Colin Beaven has completed his No Impact Man year, when he went off the grid in a New York city apartment, and now, with his wife and little girl, is trying to find balance between reducing environmental impact and living a joyful life. What he's found, that less stuff and less power use means a more joyful existence, as he connects with family and community around doing rather than consuming, is reflected in my own experience here in Japan. Quite a few months ago I discovered his blog and have been trying to follow his example as much as I can. I have discovered, as he did, more health and sanity as I began to cook at home, cut shopping except for food and essentials, learn to re-use and make things rather than automatically buying them, and spend time thinking about how I could better help rather than hurt this place I live in.
The key to feeling good, I think, is having a sense of control over your life, feeling that you can actually choose some of your path, rather than swirling along with the millions who are confused into thinking that things = happiness. Actually, in my fortunate middle age I have discovered what makes me happy has nothing to do with what I have. It has to do with enjoying life. It has to do with getting up in the morning, seeing the trees and flowers and herbs in the garden, looking at the lights and colours of the seasons, cooking a tasty meal with healthy ingredients, and eating that meal with pleasure. It has to do with feeling I can make a difference, however small, to people. Teaching and sharing discussions, talking about what we care about. Having a family to care about and for, even if it's your friends or a dog or cat. These are the enduring loves. These are the treasures we have all but forgotten in our busy, busy youth.

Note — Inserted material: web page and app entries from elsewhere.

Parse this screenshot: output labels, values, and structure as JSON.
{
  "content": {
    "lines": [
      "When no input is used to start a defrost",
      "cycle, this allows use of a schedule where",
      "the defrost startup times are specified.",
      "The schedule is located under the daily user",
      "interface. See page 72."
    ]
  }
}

For friendship and cooking pizazz, I always return to the ebullient and tireless Super Seamaiden of Book of Yum, to remember the early years of marriage and being a student, and then the fun of discovery of learning to cook for a family. Her enthusiasm and youth are contagious; she looks like she enjoys every day. And man, can she produce copy. Her almost daily posts often contain two or even three recipes. Usually she's in California, but right now is in Austria for the holidays with her husband. (I'm not jealous, oh no.) Hi SS, hope you are having the best time!
For news of what's happening in Japan, and updates on the food and consumer front, and the environment I rely on Martin J. Frid of Kurashi News. He knows things I only dream of knowing, if my Japanese were much better than it is now. His blog is a fantastic resource for anyone that needs information in English, updated frequently. Thanks Martin!

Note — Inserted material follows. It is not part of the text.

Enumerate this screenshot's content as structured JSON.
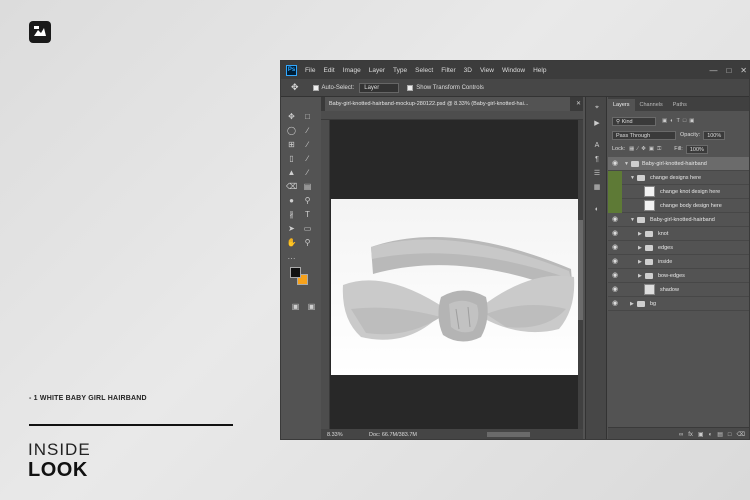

For these, and many more blogs, I am thankful. I am thankful that I can learn and enjoy and be surprised and delighted at the creativity, intellect, talent and spunk that is out there for any of us lucky enough to have a computer to read. I am thankful to them for delivering me from stodgy, conservative, violent, and boring journalism that has infected much of the pulp trade. There are still a few good magazines published, and fortunately they usually put something online, otherwise in Japan I could never read them. But for the rest, I can save my money, my shelf space, and my mind for the small amount of "clutter" I want it to hold.
Bloggers, wherever you are this holiday season, "May your days be merry and bright!" And thank you, for all the Christmases you write!